Obama’s statement that he has no papers from his time in the Illinois statehouse – he left in 2004 – stands in stark contrast to the massive Clinton file stored at the National Archives: an estimated 78 million pages of documents, plus 20 million e-mail messages, packed into 36,000 boxes. While any file from Obama’s time in the state Senate would be far smaller, the idea that no papers exist at all is questioned by one historian.
“Most of those guys do keep this stuff, especially the favorable stuff. They’ve all got egos,” said Taylor Pensoneau, a historian who has written about Illinois legislators and governors and worked with them as a lobbyist for the coal industry. “It goes in scrapbooks or maybe boxes. I don’t think it’s normal practice to say it’s all discarded.”
Obama spokesman Ben LaBolt said Wednesday that “Obama has a track record of leading the way on reform and disclosure,” adding that “correspondence with state agencies and records of requests Obama made to them on behalf of his constituents are available to the public and have been accessed by our opponents and members of the news media.”

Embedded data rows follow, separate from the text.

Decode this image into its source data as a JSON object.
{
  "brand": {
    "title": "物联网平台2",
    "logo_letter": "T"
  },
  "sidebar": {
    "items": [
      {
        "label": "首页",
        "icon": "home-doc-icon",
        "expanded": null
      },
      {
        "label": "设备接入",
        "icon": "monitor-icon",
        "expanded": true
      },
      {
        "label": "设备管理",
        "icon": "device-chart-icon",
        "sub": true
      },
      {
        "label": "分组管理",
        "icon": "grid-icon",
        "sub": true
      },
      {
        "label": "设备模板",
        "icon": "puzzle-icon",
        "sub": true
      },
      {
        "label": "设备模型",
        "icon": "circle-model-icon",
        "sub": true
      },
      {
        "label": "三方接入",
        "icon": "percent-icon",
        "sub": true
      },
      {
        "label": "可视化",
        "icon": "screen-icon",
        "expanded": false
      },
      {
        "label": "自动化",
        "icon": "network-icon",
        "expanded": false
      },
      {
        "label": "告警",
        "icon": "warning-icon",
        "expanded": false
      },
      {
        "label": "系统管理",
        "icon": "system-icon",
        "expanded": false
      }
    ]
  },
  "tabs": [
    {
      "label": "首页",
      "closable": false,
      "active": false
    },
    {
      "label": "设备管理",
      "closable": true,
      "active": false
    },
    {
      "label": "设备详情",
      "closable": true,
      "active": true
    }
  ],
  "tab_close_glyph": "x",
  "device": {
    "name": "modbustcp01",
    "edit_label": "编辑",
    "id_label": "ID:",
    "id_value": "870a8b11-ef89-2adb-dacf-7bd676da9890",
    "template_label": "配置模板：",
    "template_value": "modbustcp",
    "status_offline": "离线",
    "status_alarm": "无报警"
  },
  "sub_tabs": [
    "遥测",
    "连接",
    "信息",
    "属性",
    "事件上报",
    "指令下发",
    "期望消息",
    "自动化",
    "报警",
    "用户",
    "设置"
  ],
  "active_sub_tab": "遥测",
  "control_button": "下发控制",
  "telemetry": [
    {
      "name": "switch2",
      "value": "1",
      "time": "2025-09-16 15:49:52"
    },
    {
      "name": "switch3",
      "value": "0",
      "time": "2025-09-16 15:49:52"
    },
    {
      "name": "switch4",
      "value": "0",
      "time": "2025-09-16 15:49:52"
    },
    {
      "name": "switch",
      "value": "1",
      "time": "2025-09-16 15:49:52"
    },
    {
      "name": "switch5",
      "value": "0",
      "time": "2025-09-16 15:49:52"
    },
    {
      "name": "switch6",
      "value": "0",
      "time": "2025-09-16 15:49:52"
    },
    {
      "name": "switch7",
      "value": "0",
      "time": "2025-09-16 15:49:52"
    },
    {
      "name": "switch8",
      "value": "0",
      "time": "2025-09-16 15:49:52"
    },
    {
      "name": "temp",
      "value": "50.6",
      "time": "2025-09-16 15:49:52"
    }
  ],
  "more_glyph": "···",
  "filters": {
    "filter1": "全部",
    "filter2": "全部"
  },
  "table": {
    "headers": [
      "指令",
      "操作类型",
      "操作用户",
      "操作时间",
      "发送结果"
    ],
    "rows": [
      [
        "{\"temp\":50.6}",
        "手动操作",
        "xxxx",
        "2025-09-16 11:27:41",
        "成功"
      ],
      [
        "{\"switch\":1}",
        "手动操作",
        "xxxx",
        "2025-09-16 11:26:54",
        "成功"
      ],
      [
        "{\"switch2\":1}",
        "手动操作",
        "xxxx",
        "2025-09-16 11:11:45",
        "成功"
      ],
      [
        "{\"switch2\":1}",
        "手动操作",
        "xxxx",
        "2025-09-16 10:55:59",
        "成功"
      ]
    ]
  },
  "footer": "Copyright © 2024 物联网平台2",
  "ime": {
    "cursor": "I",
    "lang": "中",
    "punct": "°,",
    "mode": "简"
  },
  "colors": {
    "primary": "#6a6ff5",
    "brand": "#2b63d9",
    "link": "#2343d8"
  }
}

Pressed for details, LaBolt said Obama did not keep any correspondence with the general public. Ditto for letters to or from state associations and lobbyists, memos on legislation and correspondence with Illinois state agencies.